HIDEE’S LESSON TWO HOMEWORK
Fear of death is the CHANGE used in the opener. Flies everywhere, and Mary Lou not answering Sam’s calls for three weeks, are signaling the CHANGE Sam is about to face.
Sam is fighting his dread (fear) that something has happened, followed by horror and disbelief (core need of love/connection) for Mary Lou to be safe.
This opening caught my attention because of the voice and the situation.
Sam went around the back of the house, looking for the kitchen door and praying that he was wrong, praying that Janine, Mary Lou and Haley had gone to visit Mary Lou’s mother in Northern Florida, and that an animal–a raccoon or a skunk–had gotten into the house and, trapped there, had died.
But Jesus, there were flies covering every window, even in the back of the house. Especially in the back. Whatever was dead in there was bigger than a skunk.
Sam knew he shouldn’t touch the doorknob in case there were fingerprints on it. He had to call the authorities.
Except, he didn’t know for sure that anyone was dead.
Yet the fact that Mary Lou hadn’t returned his call for three weeks–three long weeks–suddenly seemed telling. He’d assumed that she wasn’t calling him back–not that she couldn’t.
Please God, don’t let her be dead.
He lifted the clay flowerpot that sat on the back steps–Mary Lou’s favorite hiding place–and sure enough, there was a key beneath it.
The lock on the kitchen door was right on the knob, and he knew he could unlatch the door by inserting and then carefully turning the key. He didn’t need to touch the knob and therefore wouldn’t add to or subtract from any fingerprints that might be there.
The lock clicked as it unlatched, and he gagged. Jesus. Even just the inch or two that he’d opened the door was enough to make his eyes water from the unmistakable stench of death. Sam quickly pulled the collar of his T-shirt up and over his nose and mouth and swung the door open.
Oh God, no.

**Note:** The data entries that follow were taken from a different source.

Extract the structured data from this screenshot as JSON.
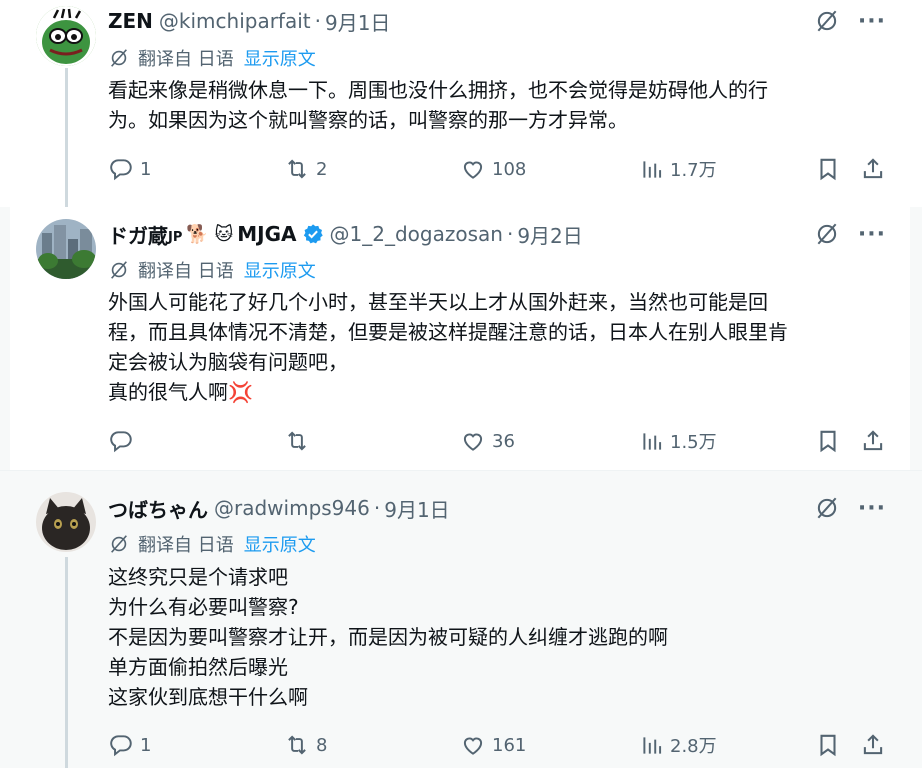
{
  "posts": [
    {
      "name": "ZEN",
      "handle": "@kimchiparfait",
      "date": "9月1日",
      "translate_label": "翻译自 日语",
      "show_original": "显示原文",
      "lines": [
        "看起来像是稍微休息一下。周围也没什么拥挤，也不会觉得是妨碍他人的行",
        "为。如果因为这个就叫警察的话，叫警察的那一方才异常。"
      ],
      "replies": "1",
      "reposts": "2",
      "likes": "108",
      "views": "1.7万"
    },
    {
      "name": "ドガ蔵",
      "name_suffix": "JP",
      "name_emoji": "🐕 🐱",
      "name_tail": "MJGA",
      "handle": "@1_2_dogazosan",
      "date": "9月2日",
      "translate_label": "翻译自 日语",
      "show_original": "显示原文",
      "lines": [
        "外国人可能花了好几个小时，甚至半天以上才从国外赶来，当然也可能是回",
        "程，而且具体情况不清楚，但要是被这样提醒注意的话，日本人在别人眼里肯",
        "定会被认为脑袋有问题吧，",
        "真的很气人啊💢"
      ],
      "replies": "",
      "reposts": "",
      "likes": "36",
      "views": "1.5万"
    },
    {
      "name": "つばちゃん",
      "handle": "@radwimps946",
      "date": "9月1日",
      "translate_label": "翻译自 日语",
      "show_original": "显示原文",
      "lines": [
        "这终究只是个请求吧",
        "为什么有必要叫警察?",
        "不是因为要叫警察才让开，而是因为被可疑的人纠缠才逃跑的啊",
        "单方面偷拍然后曝光",
        "这家伙到底想干什么啊"
      ],
      "replies": "1",
      "reposts": "8",
      "likes": "161",
      "views": "2.8万"
    }
  ],
  "icons": {
    "grok": "grok-icon",
    "more": "more-icon",
    "translate": "translate-icon",
    "reply": "reply-icon",
    "repost": "repost-icon",
    "like": "like-icon",
    "views": "views-icon",
    "bookmark": "bookmark-icon",
    "share": "share-icon"
  },
  "colors": {
    "link": "#1d9bf0",
    "secondary": "#536471",
    "verified": "#1d9bf0"
  }
}
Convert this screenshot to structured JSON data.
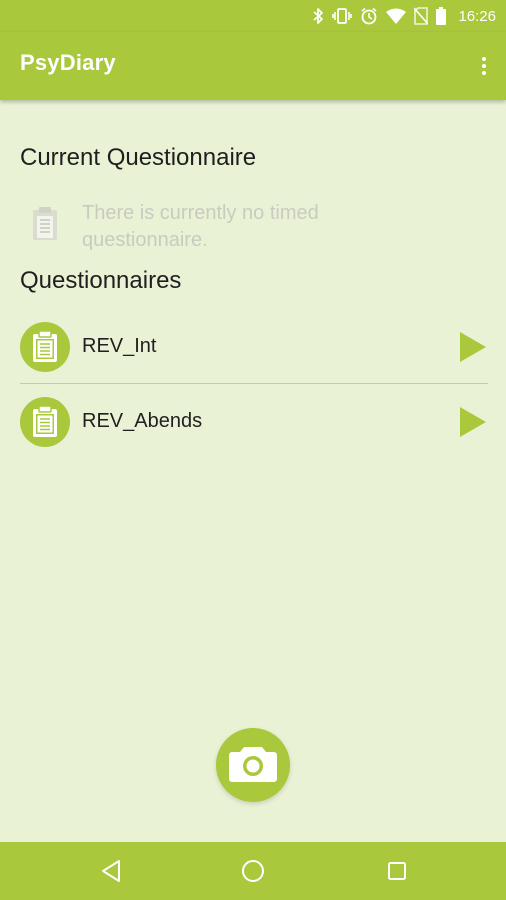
{
  "status_bar": {
    "time": "16:26",
    "icons": [
      "bluetooth-icon",
      "vibrate-icon",
      "alarm-icon",
      "wifi-icon",
      "no-sim-icon",
      "battery-icon"
    ]
  },
  "app_bar": {
    "title": "PsyDiary",
    "menu_icon": "overflow-menu-icon"
  },
  "current": {
    "heading": "Current Questionnaire",
    "empty_message": "There is currently no timed questionnaire."
  },
  "questionnaires": {
    "heading": "Questionnaires",
    "items": [
      {
        "label": "REV_Int",
        "icon": "clipboard-icon",
        "action_icon": "play-icon"
      },
      {
        "label": "REV_Abends",
        "icon": "clipboard-icon",
        "action_icon": "play-icon"
      }
    ]
  },
  "fab": {
    "icon": "camera-icon"
  },
  "nav_bar": {
    "icons": [
      "back-icon",
      "home-icon",
      "recents-icon"
    ]
  },
  "colors": {
    "primary": "#a9c83c",
    "background": "#eaf2d6",
    "text": "#1f1f1f",
    "disabled_text": "#c8ccc0"
  }
}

Mary Lou lay face down on the linoleum floor–although, Christ, she’d been lying there so long in this heat, she probably didn’t have much of a face left.
Sam couldn’t bring himself to look more closely.
He saw all he needed to see. She was undeniably dead, her brown hair matted with blood and brains and, shit, maggots. She’d taken what looked like a shotgun slug to the back of her head, probably while she was running away from whoever had come to the kitchen door.
The CHANGE is that she will be testing her belief that ghosts don’t exist. Derek has purchased a haunted house. She sounds like she’s trying to convince herself ghosts don’t exist, but if she’s working on renovating a haunted house, she may have to revise her beliefs!
She feels disbelief, some frustration, and maybe also some resignation at the news Derek shares with her. I think all of the above fall into the uncertainty category of need.
This opening caught my interest because it had a touch of humor. I like the voice, too.
“There is no such thing as ghosts,” I said firmly.
“Glad to hear it,” my partner in grime answered.
I squinted up at him, suspiciously. Not only is he quite a lot taller than me, but I was kneeling on the floor of my Second Empire Victorian cottage, putting the finishing touches on a chair I was reupholstering. He lounged in the doorway, scuffed boots crossed at the ankles and sculpted forearms crossed over his chest. “Why is that?”
He grinned, causing crinkles to form at the corners of his cornflower-blue eyes. “Because you won’t freak out when I tell you I bought a haunted house this morning.”
“You did what?” I said, right on cue. He chuckled. I rolled my eyes. I love the guy – sort of – but his sense of humor can be a little trying at times. Those times when I’m the brunt of the joke, like now.
Derek Ellis and I had been business partners for just a few weeks and romantically involved for a few more. I had known him longer, but it had taken us a while to get to the point where we wanted to be this close.
Our joint venture, which had started out as Derek’s venture, was a home repair and renovation business headquartered in the small town of Waterfield, Maine. We both lived there, although not together. I had inherited my aunt’s house the previous May, while Derek lived in a converted loft above the hardware store in downtown. It has exposed brick, concrete kitchen counters, lacquered Scandinavian cabinets, and a whole lot of other things he won’t allow me to put into Aunt Inga’s house because it would mess with the original 1870s mojo.
When I first learned of Aunt Inga’s death and my inheritance, my plan had been to renovate the house and then sell it, and take the money I made back to New York to start my own textile design firm. But during the weeks I had spent in Maine getting everything ready, I had fallen in love with both the town and with Derek. So instead of going back to Manhattan at the end of the summer, I stayed in Waterfield. Ever since then, we had been keeping an eye out for a property to buy and renovate. Now, it seemed, we’d found one.
My Ah-hah! moment for lesson two was “Someone is affected by it (CHANGE).” It’s important to see our main character affected by the change, right off the bat. I have a tendency to want to include backstory, rather than showing how the CHANGE is affecting my main character right now. Definitely food for thought!